The first artist was concerned that by not participating/being invited to some of the big art fairs currently occurring, the opportunity for media coverage and recognition necessary to advance careers was being lost. I saw parallels with performing artists who don’t focus on musical theater/Broadway type content or popular trends in music in their practice and felt marginalized.
Johnson points out the oft stated sentiments about niche genres not representing the whole art world and bemoans the fact that such a narrow focus will end up stifling creativity:
The trouble, of course, is that fair art is only one form of art making, and within that environment, it’s pretty easy to forget that other types of art exist. If the main opportunities for visibility center on blockbuster events and sales, outrage, and influencer fodder, then yeah, the people forging unique paths will be perceived to have less value and fewer avenues for visibility.
And that has real consequences for art because it means less diversity, less experimentation, and ultimately a culture where innovation can’t flourish.
However, she also reminds us even outside the arts, performing at the highest level of excellence is not financially rewarded. While some have day jobs to support their creative lives, for some day jobs can preclude being able to attain the highest levels.
In professional distance running, even successful athletes often don’t earn enough from their work to make a living, and taking a job to pay the bills is discouraged. Most runners do not make enough money to cover health insurance and maintain a full-time job, despite running up to 130 miles a week. Most have little to no name recognition despite working at a level almost no other humans can match.
Sounds familiar, doesn’t it? The exploitation of labor looks roughly the same in the arts, where most professional artists don’t make enough money to pay their bills and work in relative obscurity despite enormous talent and visibility within their field.
Johnson answers a second question in this post. I was almost going to omit it but I feel like it raises a common issues that doesn’t get a enough discussion in every creative discipline — whose opinion about the quality of your work should be trusted?

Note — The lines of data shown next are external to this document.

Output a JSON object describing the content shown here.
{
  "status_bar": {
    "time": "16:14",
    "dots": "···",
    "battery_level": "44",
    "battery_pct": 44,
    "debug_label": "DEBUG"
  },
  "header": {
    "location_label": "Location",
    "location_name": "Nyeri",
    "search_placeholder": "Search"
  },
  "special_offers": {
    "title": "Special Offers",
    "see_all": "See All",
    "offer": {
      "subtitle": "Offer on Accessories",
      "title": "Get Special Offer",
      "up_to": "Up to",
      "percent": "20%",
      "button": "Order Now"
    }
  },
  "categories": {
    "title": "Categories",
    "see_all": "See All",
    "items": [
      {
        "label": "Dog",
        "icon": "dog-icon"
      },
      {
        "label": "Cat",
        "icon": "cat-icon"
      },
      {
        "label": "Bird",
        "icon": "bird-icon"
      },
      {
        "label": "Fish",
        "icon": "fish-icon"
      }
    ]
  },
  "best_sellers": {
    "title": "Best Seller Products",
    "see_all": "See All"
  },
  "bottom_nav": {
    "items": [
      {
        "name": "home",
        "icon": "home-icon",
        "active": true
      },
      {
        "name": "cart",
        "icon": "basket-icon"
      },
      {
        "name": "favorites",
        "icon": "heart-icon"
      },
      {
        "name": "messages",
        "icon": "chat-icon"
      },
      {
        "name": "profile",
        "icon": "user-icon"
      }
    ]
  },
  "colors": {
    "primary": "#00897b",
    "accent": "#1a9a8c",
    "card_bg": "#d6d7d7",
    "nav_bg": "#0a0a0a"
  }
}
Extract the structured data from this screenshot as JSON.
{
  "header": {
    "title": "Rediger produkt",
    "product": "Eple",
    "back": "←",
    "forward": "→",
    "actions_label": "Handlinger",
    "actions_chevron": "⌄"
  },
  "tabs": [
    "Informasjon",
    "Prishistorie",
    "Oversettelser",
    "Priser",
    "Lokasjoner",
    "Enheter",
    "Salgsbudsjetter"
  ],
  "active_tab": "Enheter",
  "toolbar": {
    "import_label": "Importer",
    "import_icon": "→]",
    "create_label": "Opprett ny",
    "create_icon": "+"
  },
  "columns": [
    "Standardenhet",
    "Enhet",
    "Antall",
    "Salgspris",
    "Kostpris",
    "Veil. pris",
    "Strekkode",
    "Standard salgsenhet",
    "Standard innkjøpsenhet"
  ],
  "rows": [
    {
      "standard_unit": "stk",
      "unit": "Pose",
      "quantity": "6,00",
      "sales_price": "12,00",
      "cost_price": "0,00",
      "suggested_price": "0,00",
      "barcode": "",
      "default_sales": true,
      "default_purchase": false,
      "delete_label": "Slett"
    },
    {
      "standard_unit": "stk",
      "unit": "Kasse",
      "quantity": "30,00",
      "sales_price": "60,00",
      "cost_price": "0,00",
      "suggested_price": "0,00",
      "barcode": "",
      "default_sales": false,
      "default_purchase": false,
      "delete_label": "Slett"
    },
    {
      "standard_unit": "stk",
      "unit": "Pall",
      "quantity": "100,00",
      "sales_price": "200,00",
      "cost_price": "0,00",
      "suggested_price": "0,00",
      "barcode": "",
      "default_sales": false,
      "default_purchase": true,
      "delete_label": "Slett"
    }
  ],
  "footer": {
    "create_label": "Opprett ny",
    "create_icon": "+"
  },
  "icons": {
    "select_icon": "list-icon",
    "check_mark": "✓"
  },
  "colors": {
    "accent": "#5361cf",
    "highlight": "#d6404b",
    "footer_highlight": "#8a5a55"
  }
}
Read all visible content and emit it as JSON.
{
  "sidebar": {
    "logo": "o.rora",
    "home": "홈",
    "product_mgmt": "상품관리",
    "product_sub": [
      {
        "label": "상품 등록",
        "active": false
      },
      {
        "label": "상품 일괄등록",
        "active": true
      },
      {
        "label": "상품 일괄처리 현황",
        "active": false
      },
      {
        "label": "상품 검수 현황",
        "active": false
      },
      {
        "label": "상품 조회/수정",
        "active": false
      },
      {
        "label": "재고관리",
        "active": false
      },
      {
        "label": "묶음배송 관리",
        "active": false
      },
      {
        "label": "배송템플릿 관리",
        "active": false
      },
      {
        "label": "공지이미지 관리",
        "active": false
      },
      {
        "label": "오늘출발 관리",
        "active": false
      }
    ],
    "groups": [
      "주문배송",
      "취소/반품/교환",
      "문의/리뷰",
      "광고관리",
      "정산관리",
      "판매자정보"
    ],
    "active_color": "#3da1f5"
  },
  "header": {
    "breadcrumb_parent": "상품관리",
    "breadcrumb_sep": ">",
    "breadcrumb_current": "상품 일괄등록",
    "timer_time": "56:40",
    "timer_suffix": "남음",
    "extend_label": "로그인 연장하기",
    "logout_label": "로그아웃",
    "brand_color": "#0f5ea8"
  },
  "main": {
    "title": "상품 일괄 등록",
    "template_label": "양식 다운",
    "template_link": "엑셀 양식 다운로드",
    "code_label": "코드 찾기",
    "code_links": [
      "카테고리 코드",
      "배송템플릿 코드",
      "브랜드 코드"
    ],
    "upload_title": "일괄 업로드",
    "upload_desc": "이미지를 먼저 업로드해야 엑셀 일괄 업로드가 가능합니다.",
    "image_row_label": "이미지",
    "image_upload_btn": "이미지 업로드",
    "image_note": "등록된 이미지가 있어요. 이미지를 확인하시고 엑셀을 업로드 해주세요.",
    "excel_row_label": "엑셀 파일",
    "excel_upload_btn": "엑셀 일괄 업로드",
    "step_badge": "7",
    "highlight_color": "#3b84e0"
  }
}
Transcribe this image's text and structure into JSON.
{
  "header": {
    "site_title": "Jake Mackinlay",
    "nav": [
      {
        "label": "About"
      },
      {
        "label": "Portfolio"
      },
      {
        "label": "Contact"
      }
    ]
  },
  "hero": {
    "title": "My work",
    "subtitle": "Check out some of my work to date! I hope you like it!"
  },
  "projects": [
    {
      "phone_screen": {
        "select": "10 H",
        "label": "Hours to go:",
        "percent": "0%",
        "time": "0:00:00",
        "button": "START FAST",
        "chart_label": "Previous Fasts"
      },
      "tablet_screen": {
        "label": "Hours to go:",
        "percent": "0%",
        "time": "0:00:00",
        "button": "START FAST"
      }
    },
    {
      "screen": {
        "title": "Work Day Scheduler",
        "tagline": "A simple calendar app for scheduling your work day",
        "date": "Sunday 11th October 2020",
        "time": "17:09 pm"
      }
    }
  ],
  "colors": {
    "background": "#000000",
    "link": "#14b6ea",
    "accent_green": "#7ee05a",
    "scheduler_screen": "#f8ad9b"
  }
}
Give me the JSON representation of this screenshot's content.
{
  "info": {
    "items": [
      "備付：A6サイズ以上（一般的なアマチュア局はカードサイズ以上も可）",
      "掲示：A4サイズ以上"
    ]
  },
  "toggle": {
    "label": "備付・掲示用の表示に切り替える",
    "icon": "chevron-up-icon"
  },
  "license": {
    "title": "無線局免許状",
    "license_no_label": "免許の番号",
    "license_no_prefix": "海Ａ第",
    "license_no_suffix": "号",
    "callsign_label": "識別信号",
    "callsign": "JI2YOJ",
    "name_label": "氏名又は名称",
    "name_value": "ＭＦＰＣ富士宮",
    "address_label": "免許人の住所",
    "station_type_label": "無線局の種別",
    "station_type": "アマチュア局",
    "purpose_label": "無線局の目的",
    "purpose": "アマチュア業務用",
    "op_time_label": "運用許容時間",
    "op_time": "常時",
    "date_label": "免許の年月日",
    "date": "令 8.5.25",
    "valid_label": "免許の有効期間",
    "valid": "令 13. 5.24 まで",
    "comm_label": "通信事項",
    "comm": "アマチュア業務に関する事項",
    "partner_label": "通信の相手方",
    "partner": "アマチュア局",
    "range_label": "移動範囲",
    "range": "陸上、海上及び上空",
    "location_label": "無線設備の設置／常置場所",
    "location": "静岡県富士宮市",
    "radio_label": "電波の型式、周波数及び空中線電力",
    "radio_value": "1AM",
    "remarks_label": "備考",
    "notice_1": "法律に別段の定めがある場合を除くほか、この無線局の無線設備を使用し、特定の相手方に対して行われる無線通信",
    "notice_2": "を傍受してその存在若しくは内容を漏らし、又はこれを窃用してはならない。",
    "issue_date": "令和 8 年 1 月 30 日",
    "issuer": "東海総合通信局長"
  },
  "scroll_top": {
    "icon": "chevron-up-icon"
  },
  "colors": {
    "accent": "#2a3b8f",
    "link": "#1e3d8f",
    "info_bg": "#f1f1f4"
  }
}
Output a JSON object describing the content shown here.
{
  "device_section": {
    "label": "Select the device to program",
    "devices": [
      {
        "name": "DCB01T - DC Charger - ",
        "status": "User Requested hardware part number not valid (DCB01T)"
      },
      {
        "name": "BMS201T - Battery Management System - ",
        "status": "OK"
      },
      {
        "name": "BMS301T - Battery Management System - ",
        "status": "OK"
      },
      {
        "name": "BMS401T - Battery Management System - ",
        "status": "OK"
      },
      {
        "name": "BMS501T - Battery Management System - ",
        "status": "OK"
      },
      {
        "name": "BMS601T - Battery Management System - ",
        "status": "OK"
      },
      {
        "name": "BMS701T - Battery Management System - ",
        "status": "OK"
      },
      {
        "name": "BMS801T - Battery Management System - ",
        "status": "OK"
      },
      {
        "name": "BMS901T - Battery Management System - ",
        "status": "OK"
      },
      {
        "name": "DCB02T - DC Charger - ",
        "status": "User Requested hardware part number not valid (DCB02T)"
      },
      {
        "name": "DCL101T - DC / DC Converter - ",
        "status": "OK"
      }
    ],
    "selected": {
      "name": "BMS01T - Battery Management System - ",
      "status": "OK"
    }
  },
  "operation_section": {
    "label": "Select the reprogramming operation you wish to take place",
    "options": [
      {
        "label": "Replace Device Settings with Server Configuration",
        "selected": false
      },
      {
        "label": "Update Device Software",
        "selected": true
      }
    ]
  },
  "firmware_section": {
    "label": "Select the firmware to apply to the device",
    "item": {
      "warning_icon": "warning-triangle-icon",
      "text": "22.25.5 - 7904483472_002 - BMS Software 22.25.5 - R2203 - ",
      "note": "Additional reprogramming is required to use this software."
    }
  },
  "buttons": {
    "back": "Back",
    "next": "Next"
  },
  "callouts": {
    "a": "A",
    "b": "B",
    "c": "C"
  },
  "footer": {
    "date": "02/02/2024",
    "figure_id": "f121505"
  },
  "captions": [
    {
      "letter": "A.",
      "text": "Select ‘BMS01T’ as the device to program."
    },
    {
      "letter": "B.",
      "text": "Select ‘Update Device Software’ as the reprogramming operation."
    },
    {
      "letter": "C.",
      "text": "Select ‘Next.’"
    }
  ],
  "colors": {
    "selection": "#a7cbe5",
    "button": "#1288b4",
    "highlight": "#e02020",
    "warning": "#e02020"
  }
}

People without a lot of experience interacting with your discipline provide effusive feedback, but the artist doesn’t value it highly viewing the commenters are too inexperienced to provide insight. However, the highly informed insider just makes brief, vague, enigmatic comments that imply something but equally lack insight.
Johnson’s answer here suggests questions to use to draw out better feedback. But what I really liked was that she points out that just as not every highly accomplished person isn’t suited to teach excellence in their craft, every insider isn’t skilled at providing useful feedback.
If you want better feedback from your visits, you can ask questions like, “What is it about the red in this painting that works well for you?” or “What places are you thinking I should take this?” If your visitor is not a dealer or curator you want to show with, you can try inviting criticism. “Does [xyz thing about the art] seem like a problem to you?” A supportive studio visit isn’t defined by complimentary feedback so much as it is valuable feedback. If you have areas of an artwork you’re unsure about, this is an opportunity to discuss!
That said, potential collaborators who engage in your art superficially may not be good partners. When their responses bother you, don’t ask them back. Even bad work can evoke thoughtful feedback, so the art is not to blame!